=== Section Start ===

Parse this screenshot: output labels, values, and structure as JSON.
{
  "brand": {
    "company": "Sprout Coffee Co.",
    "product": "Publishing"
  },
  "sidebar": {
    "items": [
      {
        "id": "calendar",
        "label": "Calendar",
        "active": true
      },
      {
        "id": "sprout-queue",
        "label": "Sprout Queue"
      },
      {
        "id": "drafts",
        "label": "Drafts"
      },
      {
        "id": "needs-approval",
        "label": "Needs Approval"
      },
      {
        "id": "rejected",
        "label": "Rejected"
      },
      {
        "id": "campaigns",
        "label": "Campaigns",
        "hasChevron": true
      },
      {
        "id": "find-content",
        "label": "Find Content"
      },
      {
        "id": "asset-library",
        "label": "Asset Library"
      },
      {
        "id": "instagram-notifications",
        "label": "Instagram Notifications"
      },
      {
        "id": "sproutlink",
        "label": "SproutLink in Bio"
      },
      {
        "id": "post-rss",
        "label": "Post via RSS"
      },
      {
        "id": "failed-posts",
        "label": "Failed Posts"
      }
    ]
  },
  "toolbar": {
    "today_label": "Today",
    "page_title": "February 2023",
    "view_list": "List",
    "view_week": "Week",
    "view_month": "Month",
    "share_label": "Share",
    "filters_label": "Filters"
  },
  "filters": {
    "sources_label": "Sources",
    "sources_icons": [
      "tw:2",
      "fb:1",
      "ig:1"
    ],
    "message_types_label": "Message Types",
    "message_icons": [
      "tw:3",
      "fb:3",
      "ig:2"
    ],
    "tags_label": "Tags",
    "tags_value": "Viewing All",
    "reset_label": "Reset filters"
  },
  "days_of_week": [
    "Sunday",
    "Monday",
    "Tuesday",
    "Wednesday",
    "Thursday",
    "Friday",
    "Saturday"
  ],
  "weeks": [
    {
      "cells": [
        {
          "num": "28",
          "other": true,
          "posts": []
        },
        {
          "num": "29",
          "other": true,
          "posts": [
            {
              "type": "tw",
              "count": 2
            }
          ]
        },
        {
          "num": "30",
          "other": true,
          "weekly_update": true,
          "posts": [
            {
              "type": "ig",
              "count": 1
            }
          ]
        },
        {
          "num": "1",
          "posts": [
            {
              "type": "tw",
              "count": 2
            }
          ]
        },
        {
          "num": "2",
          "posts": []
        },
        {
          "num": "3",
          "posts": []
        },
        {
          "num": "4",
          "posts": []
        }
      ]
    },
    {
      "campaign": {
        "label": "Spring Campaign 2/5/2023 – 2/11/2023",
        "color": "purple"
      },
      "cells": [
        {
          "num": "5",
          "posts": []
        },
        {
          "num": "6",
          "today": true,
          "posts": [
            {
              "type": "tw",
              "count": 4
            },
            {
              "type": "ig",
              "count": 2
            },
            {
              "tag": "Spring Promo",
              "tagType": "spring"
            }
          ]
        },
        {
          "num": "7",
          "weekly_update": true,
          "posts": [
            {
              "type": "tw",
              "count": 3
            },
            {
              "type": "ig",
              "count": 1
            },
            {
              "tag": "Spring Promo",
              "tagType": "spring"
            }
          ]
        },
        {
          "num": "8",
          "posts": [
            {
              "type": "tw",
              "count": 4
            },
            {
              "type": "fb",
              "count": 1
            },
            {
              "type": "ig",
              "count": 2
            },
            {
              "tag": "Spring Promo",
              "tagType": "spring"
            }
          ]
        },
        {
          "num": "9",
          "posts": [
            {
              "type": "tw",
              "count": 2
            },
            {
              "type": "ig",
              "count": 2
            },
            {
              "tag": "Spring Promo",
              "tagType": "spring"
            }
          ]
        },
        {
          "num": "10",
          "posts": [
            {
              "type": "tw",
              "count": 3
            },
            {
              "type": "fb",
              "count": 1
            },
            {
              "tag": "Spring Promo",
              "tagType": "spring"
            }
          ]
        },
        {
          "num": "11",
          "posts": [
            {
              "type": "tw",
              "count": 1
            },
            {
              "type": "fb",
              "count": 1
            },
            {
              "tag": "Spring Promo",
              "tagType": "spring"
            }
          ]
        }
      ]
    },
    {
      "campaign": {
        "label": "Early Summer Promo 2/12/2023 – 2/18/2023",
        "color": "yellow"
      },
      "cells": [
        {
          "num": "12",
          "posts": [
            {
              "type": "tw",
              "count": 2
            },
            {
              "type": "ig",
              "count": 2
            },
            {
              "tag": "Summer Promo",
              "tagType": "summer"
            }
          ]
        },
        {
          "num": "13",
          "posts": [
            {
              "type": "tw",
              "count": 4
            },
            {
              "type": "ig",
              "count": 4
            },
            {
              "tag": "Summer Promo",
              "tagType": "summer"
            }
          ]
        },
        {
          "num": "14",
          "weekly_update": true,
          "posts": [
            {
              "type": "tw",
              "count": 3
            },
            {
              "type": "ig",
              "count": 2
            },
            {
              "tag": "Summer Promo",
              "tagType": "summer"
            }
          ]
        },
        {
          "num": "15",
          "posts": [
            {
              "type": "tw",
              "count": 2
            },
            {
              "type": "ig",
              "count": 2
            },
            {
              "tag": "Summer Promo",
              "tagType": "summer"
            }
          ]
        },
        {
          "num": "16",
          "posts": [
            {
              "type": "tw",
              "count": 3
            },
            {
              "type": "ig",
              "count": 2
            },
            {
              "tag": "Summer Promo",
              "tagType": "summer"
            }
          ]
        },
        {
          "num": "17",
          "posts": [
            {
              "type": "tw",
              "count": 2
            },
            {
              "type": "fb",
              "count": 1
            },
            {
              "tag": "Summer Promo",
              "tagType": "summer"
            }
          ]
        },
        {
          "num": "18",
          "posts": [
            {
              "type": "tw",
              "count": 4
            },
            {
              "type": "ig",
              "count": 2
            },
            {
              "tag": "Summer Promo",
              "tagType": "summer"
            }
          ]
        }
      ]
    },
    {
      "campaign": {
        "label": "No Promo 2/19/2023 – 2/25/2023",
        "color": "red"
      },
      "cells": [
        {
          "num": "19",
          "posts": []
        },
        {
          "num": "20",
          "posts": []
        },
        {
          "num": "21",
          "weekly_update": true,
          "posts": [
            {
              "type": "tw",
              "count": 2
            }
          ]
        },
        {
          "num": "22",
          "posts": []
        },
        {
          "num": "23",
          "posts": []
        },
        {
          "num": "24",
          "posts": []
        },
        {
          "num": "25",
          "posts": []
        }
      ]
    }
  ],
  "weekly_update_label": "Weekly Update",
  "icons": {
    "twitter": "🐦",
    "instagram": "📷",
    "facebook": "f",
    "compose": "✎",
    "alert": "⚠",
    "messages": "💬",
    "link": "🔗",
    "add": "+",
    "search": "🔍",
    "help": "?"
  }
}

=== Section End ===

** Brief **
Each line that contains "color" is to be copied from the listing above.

** Task answer **
        "color": "purple"
        "color": "yellow"
        "color": "red"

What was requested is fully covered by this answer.